This meant that the text to display and its formatting (<i>Secr</i> <sc>waterford</sc><sup>1</sup>) is not available to me. Thankfully I managed to track down an XML file that contained the list of texts, which contained this formatting and also all of the information that should appear in the pop-up that is opened when the link is clicked on, e.g.
<item id=”Secr_waterford1″ cits=”552″>
<siglum><i>Secr</i> <span class=”sc”>WATERFORD</span><sup>1</sup></siglum>
<bibl>Yela Schauwecker, <i>Die Diätetik nach dem ‘Secretum secretorum’ in der Version
von Jofroi de Waterford: Teiledition und lexikalische Untersuchung</i>, Würzburger medizinhistorische Forschungen 92, Würzburg, 2007
<date>c.1300 (text and MS)</date>
I then turned my attention cognate references section, and there were also some issues here with the Editors’ XML not including information that is in the system XML. The structure of the cognate references in the system XML is like this:
<xr_group type=”cognate” linkable=”yes”> <xr><ref siglum=”FEW” target=”90/page/231″ loc=”9,231b”>posse</ref></xr> </xr_group>

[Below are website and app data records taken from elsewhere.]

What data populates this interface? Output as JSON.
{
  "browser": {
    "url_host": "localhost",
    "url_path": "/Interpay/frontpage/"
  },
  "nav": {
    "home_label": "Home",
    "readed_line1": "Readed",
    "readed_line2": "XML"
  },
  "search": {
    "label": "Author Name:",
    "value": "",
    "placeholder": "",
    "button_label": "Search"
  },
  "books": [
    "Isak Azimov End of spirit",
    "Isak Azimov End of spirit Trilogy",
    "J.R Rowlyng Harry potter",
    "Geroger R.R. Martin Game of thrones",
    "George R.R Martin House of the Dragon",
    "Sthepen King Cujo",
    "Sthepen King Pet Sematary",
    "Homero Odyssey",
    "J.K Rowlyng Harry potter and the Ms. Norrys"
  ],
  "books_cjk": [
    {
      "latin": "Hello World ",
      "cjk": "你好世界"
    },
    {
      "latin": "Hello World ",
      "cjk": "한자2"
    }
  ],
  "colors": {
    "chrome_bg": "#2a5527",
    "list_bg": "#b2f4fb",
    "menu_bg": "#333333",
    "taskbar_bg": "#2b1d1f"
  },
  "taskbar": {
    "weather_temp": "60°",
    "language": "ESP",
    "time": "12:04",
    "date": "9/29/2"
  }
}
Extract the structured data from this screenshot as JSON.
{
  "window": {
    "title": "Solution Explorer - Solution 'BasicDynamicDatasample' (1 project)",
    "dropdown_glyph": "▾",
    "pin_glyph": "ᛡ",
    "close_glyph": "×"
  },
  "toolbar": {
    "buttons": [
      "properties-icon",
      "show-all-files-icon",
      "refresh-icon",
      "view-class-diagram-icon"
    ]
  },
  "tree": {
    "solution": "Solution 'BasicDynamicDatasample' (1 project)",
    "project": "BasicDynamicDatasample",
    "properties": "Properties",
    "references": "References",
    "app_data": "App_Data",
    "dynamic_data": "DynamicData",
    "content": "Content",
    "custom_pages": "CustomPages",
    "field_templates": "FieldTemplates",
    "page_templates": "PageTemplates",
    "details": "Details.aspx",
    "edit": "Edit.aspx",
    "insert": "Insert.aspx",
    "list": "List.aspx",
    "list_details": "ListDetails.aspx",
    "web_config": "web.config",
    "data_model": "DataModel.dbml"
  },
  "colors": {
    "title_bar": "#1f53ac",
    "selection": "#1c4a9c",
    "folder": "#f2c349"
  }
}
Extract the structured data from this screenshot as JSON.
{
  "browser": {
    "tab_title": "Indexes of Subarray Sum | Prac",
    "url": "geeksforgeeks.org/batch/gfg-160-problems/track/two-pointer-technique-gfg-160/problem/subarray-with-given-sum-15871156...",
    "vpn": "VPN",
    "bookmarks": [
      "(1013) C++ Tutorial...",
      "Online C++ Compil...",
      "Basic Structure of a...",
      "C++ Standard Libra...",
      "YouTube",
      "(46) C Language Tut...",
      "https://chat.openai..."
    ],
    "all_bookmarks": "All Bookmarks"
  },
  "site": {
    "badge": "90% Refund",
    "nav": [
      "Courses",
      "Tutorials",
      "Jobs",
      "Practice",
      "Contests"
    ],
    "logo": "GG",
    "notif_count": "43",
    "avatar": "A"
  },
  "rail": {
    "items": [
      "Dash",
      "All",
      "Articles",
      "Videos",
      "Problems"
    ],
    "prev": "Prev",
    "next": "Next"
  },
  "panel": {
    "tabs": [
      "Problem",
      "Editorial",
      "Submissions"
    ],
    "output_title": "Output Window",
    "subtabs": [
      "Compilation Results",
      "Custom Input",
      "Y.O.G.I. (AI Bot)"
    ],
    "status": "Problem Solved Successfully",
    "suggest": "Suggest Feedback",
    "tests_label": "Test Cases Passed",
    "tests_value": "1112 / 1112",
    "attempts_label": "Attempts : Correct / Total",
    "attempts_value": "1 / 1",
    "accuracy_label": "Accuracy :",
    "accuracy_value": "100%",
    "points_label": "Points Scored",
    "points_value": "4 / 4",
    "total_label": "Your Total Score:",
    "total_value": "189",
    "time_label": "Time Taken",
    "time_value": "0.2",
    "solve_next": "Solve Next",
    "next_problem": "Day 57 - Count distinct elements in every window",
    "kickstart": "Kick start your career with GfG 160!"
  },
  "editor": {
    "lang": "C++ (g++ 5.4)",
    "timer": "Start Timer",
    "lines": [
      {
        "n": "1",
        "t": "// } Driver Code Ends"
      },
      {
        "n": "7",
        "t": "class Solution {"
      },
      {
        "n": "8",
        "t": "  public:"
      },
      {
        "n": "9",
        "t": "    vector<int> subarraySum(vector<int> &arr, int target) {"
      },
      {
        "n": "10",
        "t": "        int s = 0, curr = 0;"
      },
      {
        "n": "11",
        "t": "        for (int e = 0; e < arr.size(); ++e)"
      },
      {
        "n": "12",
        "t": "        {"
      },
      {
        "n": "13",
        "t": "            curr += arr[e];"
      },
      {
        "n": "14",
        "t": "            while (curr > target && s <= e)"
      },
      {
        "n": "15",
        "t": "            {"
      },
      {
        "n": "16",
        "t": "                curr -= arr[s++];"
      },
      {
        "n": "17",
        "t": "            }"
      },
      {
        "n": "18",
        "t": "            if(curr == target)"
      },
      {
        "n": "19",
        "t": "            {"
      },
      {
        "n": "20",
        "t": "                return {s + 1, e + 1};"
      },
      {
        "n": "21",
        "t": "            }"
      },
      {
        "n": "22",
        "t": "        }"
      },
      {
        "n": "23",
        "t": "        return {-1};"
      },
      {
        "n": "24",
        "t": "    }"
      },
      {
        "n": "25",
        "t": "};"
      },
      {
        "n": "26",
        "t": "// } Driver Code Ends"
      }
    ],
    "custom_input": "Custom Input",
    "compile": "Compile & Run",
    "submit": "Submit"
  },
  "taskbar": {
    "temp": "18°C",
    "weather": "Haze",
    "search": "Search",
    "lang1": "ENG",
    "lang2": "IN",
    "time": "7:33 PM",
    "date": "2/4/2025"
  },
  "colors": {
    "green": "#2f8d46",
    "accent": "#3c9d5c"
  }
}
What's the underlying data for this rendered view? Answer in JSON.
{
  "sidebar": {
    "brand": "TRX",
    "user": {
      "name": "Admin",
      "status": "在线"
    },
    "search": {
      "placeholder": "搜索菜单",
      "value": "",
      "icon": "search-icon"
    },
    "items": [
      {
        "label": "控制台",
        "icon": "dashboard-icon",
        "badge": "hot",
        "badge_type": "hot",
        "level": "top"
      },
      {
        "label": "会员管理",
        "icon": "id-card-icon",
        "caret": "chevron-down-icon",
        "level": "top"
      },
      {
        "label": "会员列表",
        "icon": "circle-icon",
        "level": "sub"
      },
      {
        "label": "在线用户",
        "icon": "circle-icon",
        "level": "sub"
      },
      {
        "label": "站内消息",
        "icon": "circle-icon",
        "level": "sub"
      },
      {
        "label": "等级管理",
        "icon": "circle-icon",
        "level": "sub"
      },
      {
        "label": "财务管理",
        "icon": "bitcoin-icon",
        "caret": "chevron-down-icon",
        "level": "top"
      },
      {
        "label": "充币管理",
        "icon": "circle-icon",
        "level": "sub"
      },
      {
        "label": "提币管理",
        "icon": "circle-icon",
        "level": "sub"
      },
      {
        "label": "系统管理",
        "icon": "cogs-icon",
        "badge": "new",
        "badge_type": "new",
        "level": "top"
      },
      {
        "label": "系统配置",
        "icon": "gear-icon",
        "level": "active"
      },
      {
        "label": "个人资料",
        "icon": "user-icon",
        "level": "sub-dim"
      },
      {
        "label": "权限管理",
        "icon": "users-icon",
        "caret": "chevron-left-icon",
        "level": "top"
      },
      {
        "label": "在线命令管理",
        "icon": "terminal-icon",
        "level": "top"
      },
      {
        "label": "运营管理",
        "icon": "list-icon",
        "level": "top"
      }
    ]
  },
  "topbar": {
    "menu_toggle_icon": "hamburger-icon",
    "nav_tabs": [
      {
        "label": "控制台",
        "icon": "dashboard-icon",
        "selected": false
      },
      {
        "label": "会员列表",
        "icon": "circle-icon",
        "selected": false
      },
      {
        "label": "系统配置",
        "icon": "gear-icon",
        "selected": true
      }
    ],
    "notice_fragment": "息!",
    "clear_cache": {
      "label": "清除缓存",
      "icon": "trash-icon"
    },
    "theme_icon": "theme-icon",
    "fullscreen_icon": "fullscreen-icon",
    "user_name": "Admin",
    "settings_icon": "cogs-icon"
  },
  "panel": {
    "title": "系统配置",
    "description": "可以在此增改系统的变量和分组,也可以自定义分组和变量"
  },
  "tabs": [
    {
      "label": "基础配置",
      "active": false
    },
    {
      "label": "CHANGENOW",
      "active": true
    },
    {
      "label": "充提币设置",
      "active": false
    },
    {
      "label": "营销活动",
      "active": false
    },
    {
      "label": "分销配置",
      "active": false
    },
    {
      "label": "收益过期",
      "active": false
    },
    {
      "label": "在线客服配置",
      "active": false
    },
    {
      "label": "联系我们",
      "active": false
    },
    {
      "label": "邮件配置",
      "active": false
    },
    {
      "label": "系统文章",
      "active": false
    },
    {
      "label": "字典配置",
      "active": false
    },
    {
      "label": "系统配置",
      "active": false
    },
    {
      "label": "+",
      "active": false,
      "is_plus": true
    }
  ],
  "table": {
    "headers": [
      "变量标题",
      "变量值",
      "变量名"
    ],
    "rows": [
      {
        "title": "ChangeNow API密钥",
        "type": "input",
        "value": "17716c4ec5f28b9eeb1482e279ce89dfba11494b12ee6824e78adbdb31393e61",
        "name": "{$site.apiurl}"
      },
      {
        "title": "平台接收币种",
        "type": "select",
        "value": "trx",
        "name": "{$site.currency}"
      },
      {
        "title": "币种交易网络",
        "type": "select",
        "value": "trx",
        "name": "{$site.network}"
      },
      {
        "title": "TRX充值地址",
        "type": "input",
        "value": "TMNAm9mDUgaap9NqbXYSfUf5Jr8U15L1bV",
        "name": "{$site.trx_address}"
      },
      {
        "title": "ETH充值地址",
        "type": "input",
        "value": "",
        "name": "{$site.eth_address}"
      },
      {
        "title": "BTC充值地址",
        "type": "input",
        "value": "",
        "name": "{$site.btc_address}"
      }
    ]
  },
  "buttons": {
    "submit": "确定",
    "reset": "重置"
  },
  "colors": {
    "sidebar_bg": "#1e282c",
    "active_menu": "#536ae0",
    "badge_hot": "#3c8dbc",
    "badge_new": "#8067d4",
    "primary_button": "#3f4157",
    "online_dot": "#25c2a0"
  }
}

Note that there is a ‘target’ attribute that provides a link. The Editor’s XML does not include this information – here’s the same reference:
<FEW_refs siglum=”FEW” linkable=”yes”> <link_form>posse</link_form><link_loc>9,231b</link_loc> </FEW_refs>
There’s nothing in there that I can use to ascertain the correct link to add in. However, I have found a ‘hash’ file called ‘cognate_hash’ that when extracted I found contains a list of cognate references and targets. These don’t include entry identifiers so I’m not sure how they were connected to entries, but by combining the ‘siglum’ and the ‘loc’ it looks like it might be possible to find the target, e.g:
<xr_group type=”cognate” linkable=”yes”>
<ref siglum=”FEW” target=”90/page/231″ loc=”*9,231b”>posse</ref>
I’m not sure why there’s an asterisk, though. I also found another hash file called ‘commentary_hash’ that I guess contains the commentaries that appear in some entries but not in their XML. We’ll probably need to figure out whether we want to properly integrate these with the editor’s XML as well.
I completed work on the ‘cognate references’ section, omitting the links out for now (I’ll add these in later) and then moved on to the ‘summary’ box that contains links through to lower sections of the entry. Unfortunately the ‘sense’ numbers are something else that are not present in any form in the Editor’s XML. In the System XML each entry has a number, e.g. ‘<sense n=”1″>’ but in the Editor’s XML there is no such number. I spent quite a bit of time trying to increment a number in XSLT and apply it to each sense but it turns out you can’t increment a number in XSLT, even though there are ‘for’ loops where such an incrementing number would be easy to implement in other languages.
I still need to add in the non-locution xrefs, labels and some other things, but overall I’m very happy with the progress I’ve made this week. Below is an example of an entry in the old site, with the entry as it currently looks in the new test site I’m working on (be aware that the new interface is only a placeholder). Before: